Rather than toppling Turkey’s strongman president, the attempted coup appears to have bolstered Mr Erdogan’s popularity and grip on power.
Gozde Kurt, a 16-year-old student at the rally in Istanbul, said: “Just a small group from Turkish armed forces stood up against our government ... but we, the Turkish nation, stand together and repulse it back.”
The Yeni Safak newspaper used the headline “Traitors of the country”, while the Hurriyet newspaper declared “Democracy’s victory”.
Premier Binali Yildirim said the perpetrators of Friday’s failed coup “will receive every punishment they deserve”.
However, the government crackdowns raised concerns over the future of democracy in Turkey, which has long prided itself on its democratic and secular traditions despite being in a region swept by conflict and extremism.
Mr Erdogan’s survival has turned him into a “sort of a mythical figure” and could further erode democracy in Turkey, said Soner Cagaptay, director of the Turkish research program at The Washington Institute.
“It will allow him to crack down on liberty and freedom of association, assembly, expression and media in ways that we haven’t seen before,” he said.
The coup attempt started with tanks rolling on Friday night into the streets of Ankara and Istanbul as the president was on a seaside break.

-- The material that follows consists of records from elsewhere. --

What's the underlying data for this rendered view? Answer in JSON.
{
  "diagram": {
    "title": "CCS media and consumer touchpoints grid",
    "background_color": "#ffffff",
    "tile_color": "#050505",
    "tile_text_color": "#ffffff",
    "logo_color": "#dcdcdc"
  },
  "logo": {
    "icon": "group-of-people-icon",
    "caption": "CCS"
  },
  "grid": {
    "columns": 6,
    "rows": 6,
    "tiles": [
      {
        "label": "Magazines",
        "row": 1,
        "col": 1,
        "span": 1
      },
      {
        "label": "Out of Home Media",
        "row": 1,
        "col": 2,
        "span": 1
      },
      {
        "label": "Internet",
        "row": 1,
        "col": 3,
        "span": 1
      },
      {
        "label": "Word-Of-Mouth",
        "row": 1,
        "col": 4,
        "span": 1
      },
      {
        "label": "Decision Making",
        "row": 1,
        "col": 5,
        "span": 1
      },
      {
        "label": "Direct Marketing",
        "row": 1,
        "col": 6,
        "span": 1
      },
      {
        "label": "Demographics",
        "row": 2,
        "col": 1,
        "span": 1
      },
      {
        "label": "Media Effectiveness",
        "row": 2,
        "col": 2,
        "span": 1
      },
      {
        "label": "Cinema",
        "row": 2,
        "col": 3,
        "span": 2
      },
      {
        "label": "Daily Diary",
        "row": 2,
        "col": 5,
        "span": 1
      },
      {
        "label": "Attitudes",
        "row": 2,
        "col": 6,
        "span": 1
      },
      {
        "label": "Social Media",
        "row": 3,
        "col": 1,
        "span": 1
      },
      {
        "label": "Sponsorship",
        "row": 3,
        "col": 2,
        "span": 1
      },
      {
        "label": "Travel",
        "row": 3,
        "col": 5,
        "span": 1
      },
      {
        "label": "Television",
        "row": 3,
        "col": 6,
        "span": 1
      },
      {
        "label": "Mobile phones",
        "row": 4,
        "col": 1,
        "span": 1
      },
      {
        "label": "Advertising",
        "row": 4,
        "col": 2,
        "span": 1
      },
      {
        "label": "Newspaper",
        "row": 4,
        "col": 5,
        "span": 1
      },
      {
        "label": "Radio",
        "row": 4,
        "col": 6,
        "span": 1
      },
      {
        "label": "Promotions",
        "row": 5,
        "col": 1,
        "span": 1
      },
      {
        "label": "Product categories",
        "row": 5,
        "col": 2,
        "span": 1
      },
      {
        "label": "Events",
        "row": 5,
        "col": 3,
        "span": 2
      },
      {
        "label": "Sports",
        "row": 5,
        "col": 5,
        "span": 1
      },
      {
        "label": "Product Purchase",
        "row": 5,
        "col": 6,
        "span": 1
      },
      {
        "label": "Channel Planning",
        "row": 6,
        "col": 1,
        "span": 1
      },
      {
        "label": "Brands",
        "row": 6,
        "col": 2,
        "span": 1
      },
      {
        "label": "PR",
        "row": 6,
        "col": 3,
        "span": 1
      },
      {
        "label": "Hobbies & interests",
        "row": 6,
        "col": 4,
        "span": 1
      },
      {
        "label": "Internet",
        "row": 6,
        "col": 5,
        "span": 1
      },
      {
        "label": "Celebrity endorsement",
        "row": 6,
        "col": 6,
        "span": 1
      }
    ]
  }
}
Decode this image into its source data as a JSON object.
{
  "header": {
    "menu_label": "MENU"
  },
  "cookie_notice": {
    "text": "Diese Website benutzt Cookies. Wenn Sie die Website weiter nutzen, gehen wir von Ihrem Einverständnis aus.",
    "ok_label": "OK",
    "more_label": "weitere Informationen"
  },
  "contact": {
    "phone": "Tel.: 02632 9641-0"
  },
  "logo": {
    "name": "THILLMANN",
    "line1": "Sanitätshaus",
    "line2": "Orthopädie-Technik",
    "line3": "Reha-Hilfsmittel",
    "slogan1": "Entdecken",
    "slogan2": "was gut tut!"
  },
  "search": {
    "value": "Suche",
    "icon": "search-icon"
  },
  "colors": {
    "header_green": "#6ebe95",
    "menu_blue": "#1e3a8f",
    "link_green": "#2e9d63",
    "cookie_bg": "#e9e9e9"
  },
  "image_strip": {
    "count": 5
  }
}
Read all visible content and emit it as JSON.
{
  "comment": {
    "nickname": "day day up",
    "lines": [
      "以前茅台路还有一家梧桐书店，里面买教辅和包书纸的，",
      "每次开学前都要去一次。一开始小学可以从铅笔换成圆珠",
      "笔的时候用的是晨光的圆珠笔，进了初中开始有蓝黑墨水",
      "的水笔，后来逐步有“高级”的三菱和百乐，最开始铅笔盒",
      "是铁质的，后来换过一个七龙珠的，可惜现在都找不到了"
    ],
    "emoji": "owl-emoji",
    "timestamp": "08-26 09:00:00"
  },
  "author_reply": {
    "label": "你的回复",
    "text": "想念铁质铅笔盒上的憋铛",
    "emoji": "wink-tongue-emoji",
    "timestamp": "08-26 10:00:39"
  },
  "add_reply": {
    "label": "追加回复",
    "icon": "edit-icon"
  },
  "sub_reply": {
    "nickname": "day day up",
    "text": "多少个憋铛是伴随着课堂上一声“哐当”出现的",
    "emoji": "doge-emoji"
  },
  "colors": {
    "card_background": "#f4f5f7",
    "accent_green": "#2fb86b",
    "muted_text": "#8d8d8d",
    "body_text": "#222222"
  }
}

Explosions and gunfire erupted throughout the night. It quickly became clear, though, that the military was not united in the effort to overthrow the government.
In a dramatic iPhone interview on TV, Mr Erdogan urged his supporters into the streets to confront the troops and tanks, and forces loyal to the government began reasserting control.
Before the chaos, Turkey — a Nato member and key Western ally in the fight against the Islamic State group — was wracked by political turmoil that critics blamed on Mr Erdogan's increasingly authoritarian rule.
He has shaken up the government, cracked down on dissidents, restricted the news media and renewed fighting with Kurdish rebels.
Mr Erdogan later vowed to purge all state institutions of supporters of Mr Gulen.
Speaking at a funeral in Istanbul earlier on Sunday, he pledged to “clean all state institutions of the virus” of Gulen supporters.
Mr Erdogan said Turkey, through the justice ministry and foreign ministry, would request the extradition of the cleric from the US.
Crowds chanted “Fethullah will come and pay”, “Allah is Great” and “We want the death penalty”.
Mr Erdogan said that in democracies “you cannot push the wish of the people to one side” but also said “we are not after revenge”.
Meanwhile, Turkish Airlines said it has cancelled 196 domestic and international flights in and out of Istanbul due to disruptions in air traffic brought on by the attempted coup.
The cancellations will affect flights on Sunday and Monday.
Regular operations had resumed on Saturday, but a backlog of flights congested traffic at Istanbul’s main Ataturk International Airport.